> **Work item**
Return the whole of the data exactly.

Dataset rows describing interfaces
%%

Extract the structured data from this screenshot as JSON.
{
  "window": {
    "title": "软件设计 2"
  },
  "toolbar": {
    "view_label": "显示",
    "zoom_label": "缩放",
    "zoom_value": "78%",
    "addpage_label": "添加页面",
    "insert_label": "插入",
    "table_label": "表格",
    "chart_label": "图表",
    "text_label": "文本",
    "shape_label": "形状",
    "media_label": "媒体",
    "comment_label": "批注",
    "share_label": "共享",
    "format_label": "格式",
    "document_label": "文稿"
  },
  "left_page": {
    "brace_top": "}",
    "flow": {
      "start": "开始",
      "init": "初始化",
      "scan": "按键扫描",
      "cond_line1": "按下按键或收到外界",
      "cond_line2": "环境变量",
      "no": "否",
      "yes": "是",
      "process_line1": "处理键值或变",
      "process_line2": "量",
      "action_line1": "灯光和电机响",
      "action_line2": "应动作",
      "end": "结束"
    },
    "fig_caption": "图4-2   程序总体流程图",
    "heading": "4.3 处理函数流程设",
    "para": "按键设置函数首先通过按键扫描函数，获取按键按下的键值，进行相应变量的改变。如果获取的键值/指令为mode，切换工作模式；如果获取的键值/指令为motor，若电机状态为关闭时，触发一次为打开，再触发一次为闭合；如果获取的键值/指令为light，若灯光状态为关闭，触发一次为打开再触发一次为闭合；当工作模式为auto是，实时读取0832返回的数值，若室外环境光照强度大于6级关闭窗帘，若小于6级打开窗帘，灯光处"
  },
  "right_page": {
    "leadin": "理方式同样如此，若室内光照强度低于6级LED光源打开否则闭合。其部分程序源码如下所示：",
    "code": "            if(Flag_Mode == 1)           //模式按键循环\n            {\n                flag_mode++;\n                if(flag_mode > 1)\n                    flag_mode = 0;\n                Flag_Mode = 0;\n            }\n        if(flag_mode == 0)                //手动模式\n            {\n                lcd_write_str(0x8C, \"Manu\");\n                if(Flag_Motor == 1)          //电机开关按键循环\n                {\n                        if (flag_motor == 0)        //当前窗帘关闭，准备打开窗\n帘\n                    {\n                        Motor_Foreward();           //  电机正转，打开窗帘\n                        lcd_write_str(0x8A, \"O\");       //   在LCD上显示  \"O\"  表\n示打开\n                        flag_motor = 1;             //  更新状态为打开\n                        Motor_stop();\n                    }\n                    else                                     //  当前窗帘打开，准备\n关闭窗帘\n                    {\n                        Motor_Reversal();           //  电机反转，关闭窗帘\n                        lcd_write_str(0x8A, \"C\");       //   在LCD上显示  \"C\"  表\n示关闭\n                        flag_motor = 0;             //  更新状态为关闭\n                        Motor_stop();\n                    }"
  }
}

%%

> **Answer to this exercise**
Extract the structured data from this screenshot as JSON.
{
  "window": {
    "title": "软件设计 2"
  },
  "toolbar": {
    "view_label": "显示",
    "zoom_label": "缩放",
    "zoom_value": "78%",
    "addpage_label": "添加页面",
    "insert_label": "插入",
    "table_label": "表格",
    "chart_label": "图表",
    "text_label": "文本",
    "shape_label": "形状",
    "media_label": "媒体",
    "comment_label": "批注",
    "share_label": "共享",
    "format_label": "格式",
    "document_label": "文稿"
  },
  "left_page": {
    "brace_top": "}",
    "flow": {
      "start": "开始",
      "init": "初始化",
      "scan": "按键扫描",
      "cond_line1": "按下按键或收到外界",
      "cond_line2": "环境变量",
      "no": "否",
      "yes": "是",
      "process_line1": "处理键值或变",
      "process_line2": "量",
      "action_line1": "灯光和电机响",
      "action_line2": "应动作",
      "end": "结束"
    },
    "fig_caption": "图4-2   程序总体流程图",
    "heading": "4.3 处理函数流程设",
    "para": "按键设置函数首先通过按键扫描函数，获取按键按下的键值，进行相应变量的改变。如果获取的键值/指令为mode，切换工作模式；如果获取的键值/指令为motor，若电机状态为关闭时，触发一次为打开，再触发一次为闭合；如果获取的键值/指令为light，若灯光状态为关闭，触发一次为打开再触发一次为闭合；当工作模式为auto是，实时读取0832返回的数值，若室外环境光照强度大于6级关闭窗帘，若小于6级打开窗帘，灯光处"
  },
  "right_page": {
    "leadin": "理方式同样如此，若室内光照强度低于6级LED光源打开否则闭合。其部分程序源码如下所示：",
    "code": "            if(Flag_Mode == 1)           //模式按键循环\n            {\n                flag_mode++;\n                if(flag_mode > 1)\n                    flag_mode = 0;\n                Flag_Mode = 0;\n            }\n        if(flag_mode == 0)                //手动模式\n            {\n                lcd_write_str(0x8C, \"Manu\");\n                if(Flag_Motor == 1)          //电机开关按键循环\n                {\n                        if (flag_motor == 0)        //当前窗帘关闭，准备打开窗\n帘\n                    {\n                        Motor_Foreward();           //  电机正转，打开窗帘\n                        lcd_write_str(0x8A, \"O\");       //   在LCD上显示  \"O\"  表\n示打开\n                        flag_motor = 1;             //  更新状态为打开\n                        Motor_stop();\n                    }\n                    else                                     //  当前窗帘打开，准备\n关闭窗帘\n                    {\n                        Motor_Reversal();           //  电机反转，关闭窗帘\n                        lcd_write_str(0x8A, \"C\");       //   在LCD上显示  \"C\"  表\n示关闭\n                        flag_motor = 0;             //  更新状态为关闭\n                        Motor_stop();\n                    }"
  }
}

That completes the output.